*** Block opens ***

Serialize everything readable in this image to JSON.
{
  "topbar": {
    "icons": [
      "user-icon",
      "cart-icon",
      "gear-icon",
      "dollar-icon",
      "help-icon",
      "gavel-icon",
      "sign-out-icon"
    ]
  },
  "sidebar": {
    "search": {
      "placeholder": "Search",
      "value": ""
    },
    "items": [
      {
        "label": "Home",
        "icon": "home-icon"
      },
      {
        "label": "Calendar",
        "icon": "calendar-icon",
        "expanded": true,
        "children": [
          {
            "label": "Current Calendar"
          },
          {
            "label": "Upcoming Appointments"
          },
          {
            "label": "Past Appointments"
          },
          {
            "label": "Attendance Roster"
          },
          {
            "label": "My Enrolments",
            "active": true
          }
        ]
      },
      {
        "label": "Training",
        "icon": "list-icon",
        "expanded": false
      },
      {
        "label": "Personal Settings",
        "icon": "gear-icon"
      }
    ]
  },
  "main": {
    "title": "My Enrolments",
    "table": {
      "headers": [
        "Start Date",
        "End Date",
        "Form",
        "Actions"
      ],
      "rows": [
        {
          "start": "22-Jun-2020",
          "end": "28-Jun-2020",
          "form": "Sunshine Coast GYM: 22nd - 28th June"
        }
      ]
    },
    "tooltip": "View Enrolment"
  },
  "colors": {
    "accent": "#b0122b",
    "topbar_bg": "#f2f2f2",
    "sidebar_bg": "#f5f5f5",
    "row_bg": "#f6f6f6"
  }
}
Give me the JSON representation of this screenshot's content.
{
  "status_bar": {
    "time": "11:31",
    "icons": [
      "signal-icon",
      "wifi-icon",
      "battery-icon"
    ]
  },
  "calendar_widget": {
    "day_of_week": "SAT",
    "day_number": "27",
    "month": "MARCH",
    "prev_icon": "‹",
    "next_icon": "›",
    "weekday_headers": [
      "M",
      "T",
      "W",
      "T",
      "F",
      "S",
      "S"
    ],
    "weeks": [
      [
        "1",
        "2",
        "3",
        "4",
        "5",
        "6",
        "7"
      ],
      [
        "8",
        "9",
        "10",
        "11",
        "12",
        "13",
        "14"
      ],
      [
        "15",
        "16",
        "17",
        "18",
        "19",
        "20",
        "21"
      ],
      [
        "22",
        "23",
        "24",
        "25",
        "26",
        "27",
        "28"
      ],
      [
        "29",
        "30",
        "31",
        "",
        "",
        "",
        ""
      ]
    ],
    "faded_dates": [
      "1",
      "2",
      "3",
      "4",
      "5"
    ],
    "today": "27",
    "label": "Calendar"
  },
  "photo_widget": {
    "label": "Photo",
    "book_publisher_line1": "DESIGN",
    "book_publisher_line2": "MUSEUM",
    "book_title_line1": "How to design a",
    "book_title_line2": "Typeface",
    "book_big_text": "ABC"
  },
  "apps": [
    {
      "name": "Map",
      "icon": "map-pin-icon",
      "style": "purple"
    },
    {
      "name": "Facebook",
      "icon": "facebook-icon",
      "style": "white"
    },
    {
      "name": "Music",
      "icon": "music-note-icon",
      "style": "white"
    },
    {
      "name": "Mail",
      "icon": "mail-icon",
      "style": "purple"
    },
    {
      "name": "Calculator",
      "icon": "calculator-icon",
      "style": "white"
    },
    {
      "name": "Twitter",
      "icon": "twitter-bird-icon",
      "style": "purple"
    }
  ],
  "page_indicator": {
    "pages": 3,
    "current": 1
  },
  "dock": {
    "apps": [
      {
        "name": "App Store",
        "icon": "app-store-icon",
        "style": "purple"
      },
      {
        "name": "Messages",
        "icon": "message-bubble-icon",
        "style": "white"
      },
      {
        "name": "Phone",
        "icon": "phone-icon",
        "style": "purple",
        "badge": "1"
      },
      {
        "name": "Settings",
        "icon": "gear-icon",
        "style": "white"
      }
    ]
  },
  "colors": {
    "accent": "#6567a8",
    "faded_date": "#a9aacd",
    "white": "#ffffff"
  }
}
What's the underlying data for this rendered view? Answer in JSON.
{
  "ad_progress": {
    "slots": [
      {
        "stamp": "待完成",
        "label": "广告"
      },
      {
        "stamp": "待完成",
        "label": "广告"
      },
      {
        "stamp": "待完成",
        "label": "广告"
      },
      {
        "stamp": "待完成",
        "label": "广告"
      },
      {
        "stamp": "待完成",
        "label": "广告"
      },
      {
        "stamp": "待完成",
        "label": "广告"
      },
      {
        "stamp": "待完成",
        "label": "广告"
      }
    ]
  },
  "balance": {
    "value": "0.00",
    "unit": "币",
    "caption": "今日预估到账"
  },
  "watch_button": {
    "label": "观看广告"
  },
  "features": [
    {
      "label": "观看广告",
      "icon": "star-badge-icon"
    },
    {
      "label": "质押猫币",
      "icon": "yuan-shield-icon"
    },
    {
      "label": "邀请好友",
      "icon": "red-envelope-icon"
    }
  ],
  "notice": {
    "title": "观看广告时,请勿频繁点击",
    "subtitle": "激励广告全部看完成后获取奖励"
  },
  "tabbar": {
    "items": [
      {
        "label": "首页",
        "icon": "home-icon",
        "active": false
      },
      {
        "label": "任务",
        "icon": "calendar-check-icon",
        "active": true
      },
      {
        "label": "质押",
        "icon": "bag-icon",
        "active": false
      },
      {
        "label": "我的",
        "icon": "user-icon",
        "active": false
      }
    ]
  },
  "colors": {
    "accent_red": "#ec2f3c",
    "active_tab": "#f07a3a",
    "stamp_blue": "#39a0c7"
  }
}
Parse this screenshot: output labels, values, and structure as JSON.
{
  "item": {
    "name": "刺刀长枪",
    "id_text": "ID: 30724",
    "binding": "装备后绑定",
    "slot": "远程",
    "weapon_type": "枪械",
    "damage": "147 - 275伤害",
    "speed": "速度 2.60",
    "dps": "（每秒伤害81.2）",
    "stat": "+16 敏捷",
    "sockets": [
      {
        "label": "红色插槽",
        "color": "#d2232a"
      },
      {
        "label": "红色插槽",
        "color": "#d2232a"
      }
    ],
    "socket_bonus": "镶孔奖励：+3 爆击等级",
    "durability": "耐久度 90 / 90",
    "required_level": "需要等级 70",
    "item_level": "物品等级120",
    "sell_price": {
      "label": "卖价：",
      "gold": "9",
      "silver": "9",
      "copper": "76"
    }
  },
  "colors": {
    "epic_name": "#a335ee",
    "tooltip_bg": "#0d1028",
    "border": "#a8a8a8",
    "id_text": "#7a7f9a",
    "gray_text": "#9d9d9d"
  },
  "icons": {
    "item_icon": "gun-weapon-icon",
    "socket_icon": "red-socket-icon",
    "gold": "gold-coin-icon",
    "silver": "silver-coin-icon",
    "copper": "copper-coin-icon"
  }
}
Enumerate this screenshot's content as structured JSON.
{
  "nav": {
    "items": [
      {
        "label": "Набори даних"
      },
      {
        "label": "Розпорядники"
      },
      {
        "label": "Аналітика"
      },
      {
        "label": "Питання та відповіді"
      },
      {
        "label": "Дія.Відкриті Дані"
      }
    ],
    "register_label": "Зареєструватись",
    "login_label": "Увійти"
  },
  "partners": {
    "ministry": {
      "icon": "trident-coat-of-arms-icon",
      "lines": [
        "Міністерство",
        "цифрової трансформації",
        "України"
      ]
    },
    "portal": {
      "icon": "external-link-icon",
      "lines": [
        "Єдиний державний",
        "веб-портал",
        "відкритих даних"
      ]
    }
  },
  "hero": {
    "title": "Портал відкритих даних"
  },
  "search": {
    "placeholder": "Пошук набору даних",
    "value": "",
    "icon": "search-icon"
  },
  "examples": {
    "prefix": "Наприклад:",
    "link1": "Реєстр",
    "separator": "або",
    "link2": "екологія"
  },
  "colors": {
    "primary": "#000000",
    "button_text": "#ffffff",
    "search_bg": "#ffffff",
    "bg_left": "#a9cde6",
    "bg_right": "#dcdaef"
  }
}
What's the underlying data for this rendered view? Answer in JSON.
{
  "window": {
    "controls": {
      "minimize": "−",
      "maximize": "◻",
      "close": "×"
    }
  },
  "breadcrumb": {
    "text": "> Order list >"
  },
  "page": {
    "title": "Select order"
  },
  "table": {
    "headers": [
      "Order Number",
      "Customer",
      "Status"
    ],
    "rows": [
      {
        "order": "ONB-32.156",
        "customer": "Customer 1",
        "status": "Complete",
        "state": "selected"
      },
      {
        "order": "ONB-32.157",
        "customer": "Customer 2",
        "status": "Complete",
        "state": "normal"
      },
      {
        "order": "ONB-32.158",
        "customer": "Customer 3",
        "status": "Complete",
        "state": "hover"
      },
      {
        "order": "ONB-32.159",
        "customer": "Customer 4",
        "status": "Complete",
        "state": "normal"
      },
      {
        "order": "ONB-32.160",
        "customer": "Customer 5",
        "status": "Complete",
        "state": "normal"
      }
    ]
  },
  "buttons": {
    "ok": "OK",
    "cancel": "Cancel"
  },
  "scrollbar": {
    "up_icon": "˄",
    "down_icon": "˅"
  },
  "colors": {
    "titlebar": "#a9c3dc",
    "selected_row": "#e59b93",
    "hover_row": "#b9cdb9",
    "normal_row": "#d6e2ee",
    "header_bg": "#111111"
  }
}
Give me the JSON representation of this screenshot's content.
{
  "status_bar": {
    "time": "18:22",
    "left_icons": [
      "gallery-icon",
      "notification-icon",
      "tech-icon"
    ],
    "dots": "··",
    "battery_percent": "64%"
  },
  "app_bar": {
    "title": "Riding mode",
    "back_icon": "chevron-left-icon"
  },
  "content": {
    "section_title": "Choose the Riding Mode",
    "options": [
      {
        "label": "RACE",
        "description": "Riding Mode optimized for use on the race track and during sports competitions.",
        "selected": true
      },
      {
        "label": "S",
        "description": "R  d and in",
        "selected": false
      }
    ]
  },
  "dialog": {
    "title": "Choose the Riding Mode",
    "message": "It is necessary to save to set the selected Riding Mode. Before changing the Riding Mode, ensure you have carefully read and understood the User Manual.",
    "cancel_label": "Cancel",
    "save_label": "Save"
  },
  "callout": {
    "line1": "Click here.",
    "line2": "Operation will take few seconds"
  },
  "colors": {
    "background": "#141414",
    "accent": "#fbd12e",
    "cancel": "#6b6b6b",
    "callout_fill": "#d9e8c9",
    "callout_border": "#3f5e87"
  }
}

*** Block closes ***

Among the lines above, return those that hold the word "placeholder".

## FINISHED TASK
      "placeholder": "Search",
    "placeholder": "Пошук набору даних",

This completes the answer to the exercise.